222 miles. Gas was $3.49/gallon. About 90 degrees and humid, but no rain until about 7:00 this evening, as I was pulling in to the Brimark Inn in Sioux Falls. $86/night with AAA discount and $10 pet fee. It’s a very pretty, recently-remodeled non-chain hotel just off I-29, with very nice, helpful staff. But the exit doors are LOUD, so make sure you ask for a room in the middle of the building.

Photo by Stephanie Roberts, http://ObsessiveHobbyist.com

Takin’ the Slow Road…Travelled on the Loess Hills Scenic Byway yesterday and today. It’s a beautiful backroads country drive through pastoral fields and small towns. If you’re not in a hurry to get anywhere. In addition to the normal curves and tractor slow-downs, there is currently a lot of construction on some of the roads, and several places where you have to wait for a construction escort because there’s only one lane available (for both directions). It’s actually peaceful to surrender to the construction hostage situations if you recognize that it’s out of your control, and you’ll get there eventually. Another lesson — I was surprised when passing a road construction site when a man who was breaking up asphalt with a pick-axe on a hot, muggy Iowa day, looked up and gave me the biggest, nicest smile I’ve seen in a long time (so bummed I didn’t grab my camera in time to capture it). I immediately felt embarrassed about any complaining/whining I’ve done, ever in my life. I have so many wonderful things to be thankful for. I promise not to take them for granted anymore!

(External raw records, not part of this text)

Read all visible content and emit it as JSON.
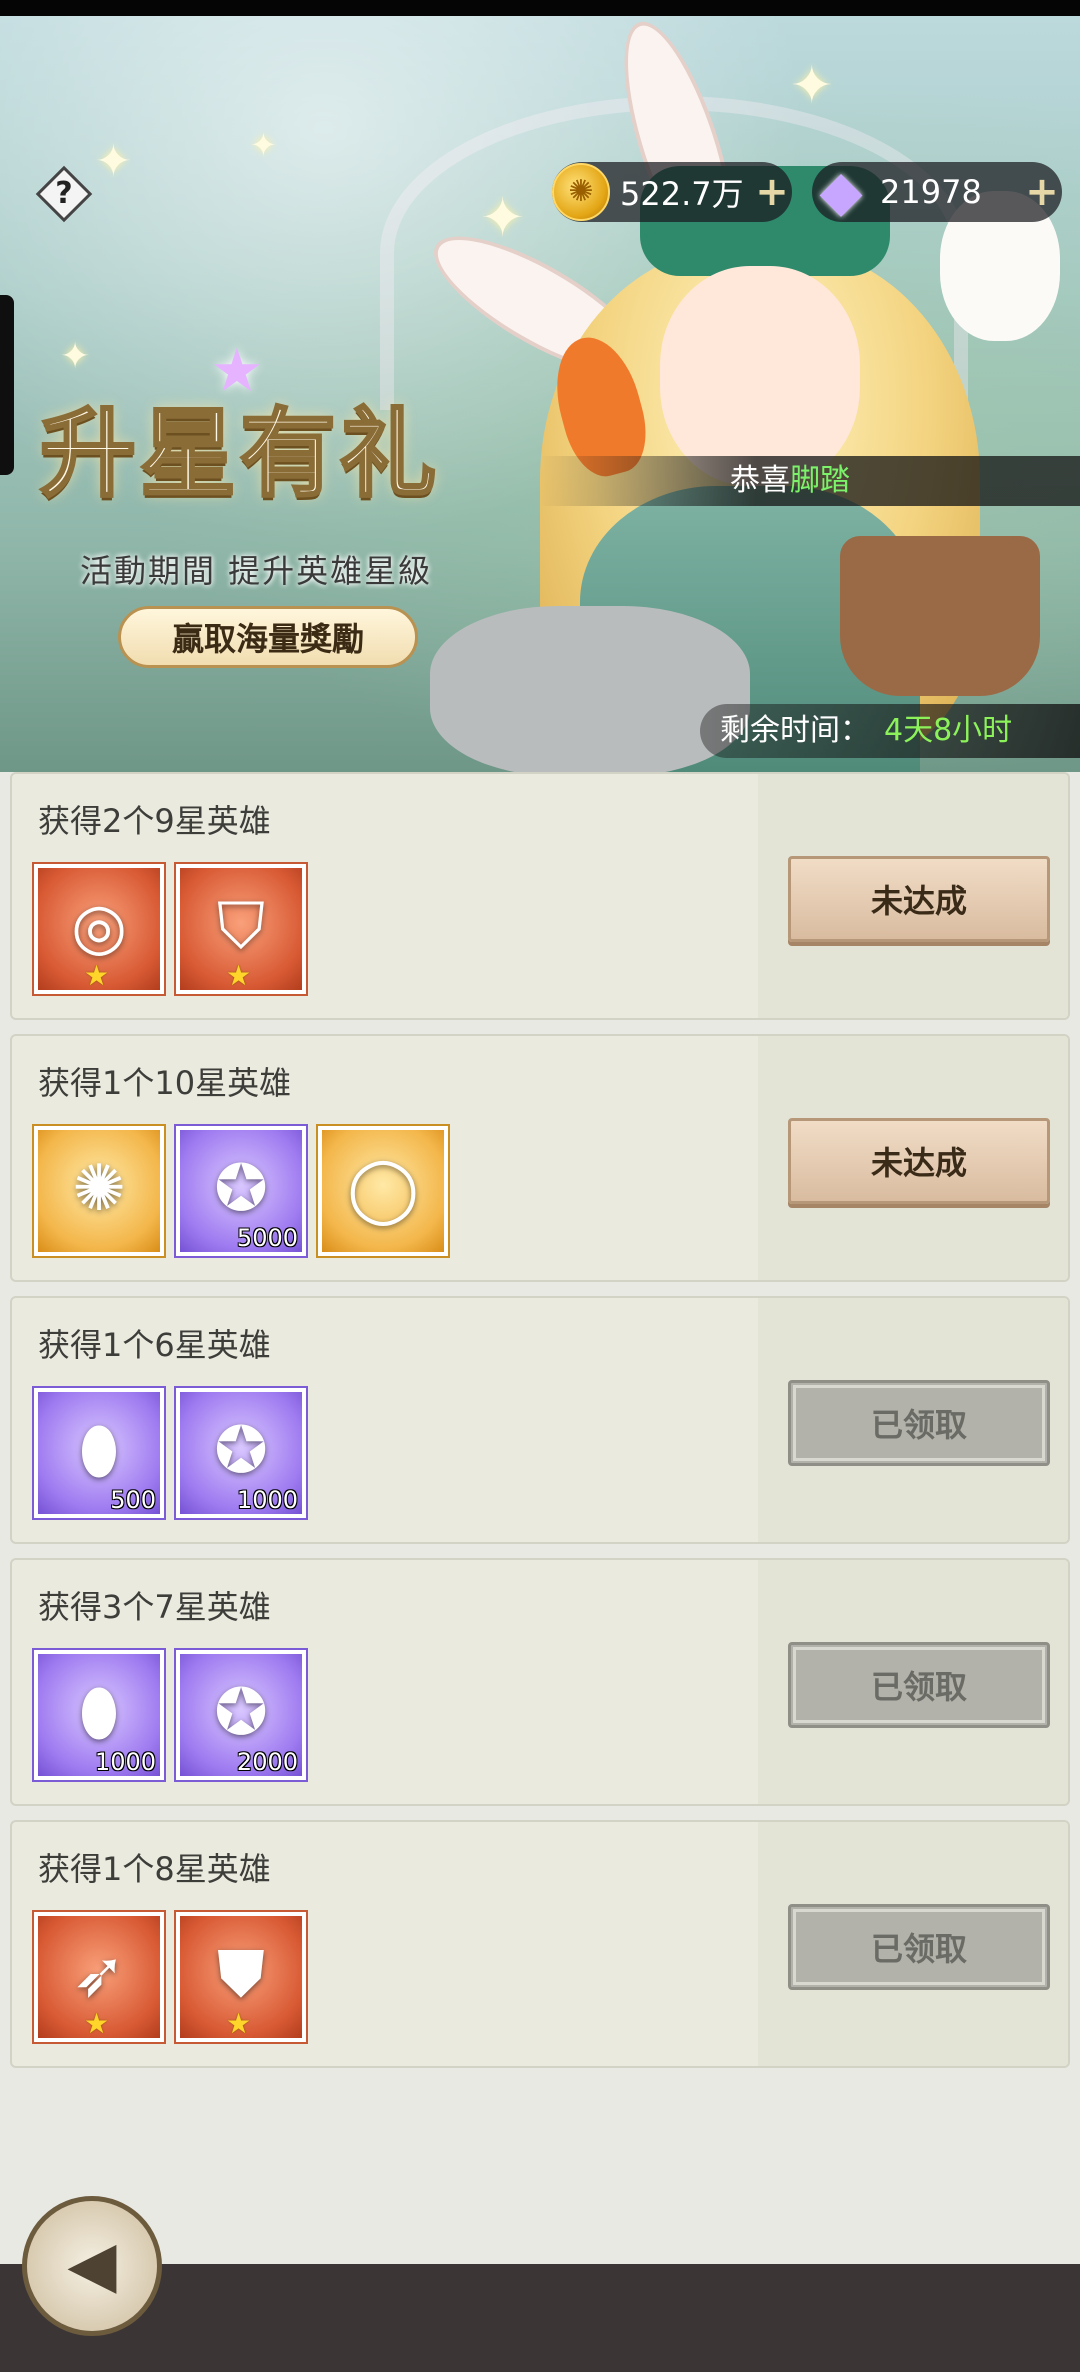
{
  "header": {
    "help_symbol": "?",
    "gold_value": "522.7万",
    "gem_value": "21978",
    "plus_symbol": "+",
    "icons": {
      "gold": "gold-coin-icon",
      "gem": "diamond-gem-icon",
      "help": "help-icon"
    }
  },
  "banner": {
    "title": "升星有礼",
    "subtitle": "活動期間 提升英雄星級",
    "pill": "贏取海量獎勵",
    "congrats_prefix": "恭喜",
    "congrats_name": "脚踏",
    "timer_label": "剩余时间：",
    "timer_value": "4天8小时"
  },
  "tasks": [
    {
      "label": "获得2个9星英雄",
      "button": "未达成",
      "status": "pending",
      "rewards": [
        {
          "icon": "ring-icon",
          "frame": "red",
          "star": "★",
          "qty": ""
        },
        {
          "icon": "armor-icon",
          "frame": "red",
          "star": "★",
          "qty": ""
        }
      ]
    },
    {
      "label": "获得1个10星英雄",
      "button": "未达成",
      "status": "pending",
      "rewards": [
        {
          "icon": "swirl-emblem-icon",
          "frame": "gold",
          "star": "",
          "qty": ""
        },
        {
          "icon": "star-medal-icon",
          "frame": "purple",
          "star": "",
          "qty": "5000"
        },
        {
          "icon": "avatar-frame-icon",
          "frame": "gold",
          "star": "",
          "qty": ""
        }
      ]
    },
    {
      "label": "获得1个6星英雄",
      "button": "已领取",
      "status": "claimed",
      "rewards": [
        {
          "icon": "blue-crystal-icon",
          "frame": "purple",
          "star": "",
          "qty": "500"
        },
        {
          "icon": "star-medal-icon",
          "frame": "purple",
          "star": "",
          "qty": "1000"
        }
      ]
    },
    {
      "label": "获得3个7星英雄",
      "button": "已领取",
      "status": "claimed",
      "rewards": [
        {
          "icon": "blue-crystal-icon",
          "frame": "purple",
          "star": "",
          "qty": "1000"
        },
        {
          "icon": "star-medal-icon",
          "frame": "purple",
          "star": "",
          "qty": "2000"
        }
      ]
    },
    {
      "label": "获得1个8星英雄",
      "button": "已领取",
      "status": "claimed",
      "rewards": [
        {
          "icon": "crossbow-icon",
          "frame": "red",
          "star": "★",
          "qty": ""
        },
        {
          "icon": "chest-armor-icon",
          "frame": "red",
          "star": "★",
          "qty": ""
        }
      ]
    }
  ],
  "footer": {
    "back_icon": "back-arrow-icon"
  }
}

Photo by Stephanie Roberts, http://ObsessiveHobbyist.com

The sweetest house in Honey Creek…(yes, that’s a propane tank painted like a watermelon!!!)…

A morning of cruising past rolling hills of corn and beans, small towns, and beautiful barns culminate in a gorgeous Lewis-and-Clark-type view from the Murray Hill Scenic Overlook, above Pisgah, Iowa…

Noah Purifoy Outdoor Desert Art Museum of Assemblage Sculpture in Joshua Tree, California

Photo by Stephanie Roberts, http://ObsessiveHobbyist.com

“Born in Snow Hill, Alabama in 1917, Noah Purifoy lived and worked most of his life in Los Angeles and Joshua Tree, California, where he died in 2004. He received an undergraduate degree from Alabama State Teachers College in 1943 and a graduate degree from Atlanta University in 1948. In 1956, just shy of his fortieth birthday, Purifoy received a BFA from Chouinard, now CalArts. His earliest body of sculpture, constructed out of charred debris from the 1965 Watts Rebellion, was the basis for 66 Signs of Neon (1966), a landmark group exhibition on the riots that traveled throughout the country. As a founding director of the Watts Towers Art Center, Purifoy knew the community intimately. His 66 Signs of Neon, in line with the postwar period’s fascination with the street and its objects, constituted a Duchampian approach to the fire-molded alleys of Watts. This strategy profoundly impacted artists then emerging in Los Angeles and beyond, such as David Hammons, John Outterbridge and Senga Nengudi, who all worked with him. For the twenty years that followed the rebellion, Purifoy dedicated himself to the found object, and to using art as a tool for social change. In the late 1980’s after eleven years of public policy work for the California Arts Council, where he initiated programs such as ‘Artists in Social Institutions,’ which brought art into the state prison system, Purifoy moved his practice out to the Mojave desert, where he lived for the last fifteen years of his life creating ten-acres full of large-scale sculpture on the desert floor. Constructed entirely from junked materials, this otherworldly environment is one of California’s great art historical wonders.”  — http://noahpurifoy.com

It’s in the middle of the desert and not easy to find…like any oasis or mirage.  But it’s well worth the effort and, if you’re lucky enough to have the place all to yourself, as I did for a brief time, it’s spiritual, awe-inspiring, whimsical, and an amazing testament to one man’s determination and genius.  I spent almost 4 hours there recently (including the 30 minutes my dog decided to go on a big adventure in the desert), and it passed in the blink of an eye.

MORE magical photos here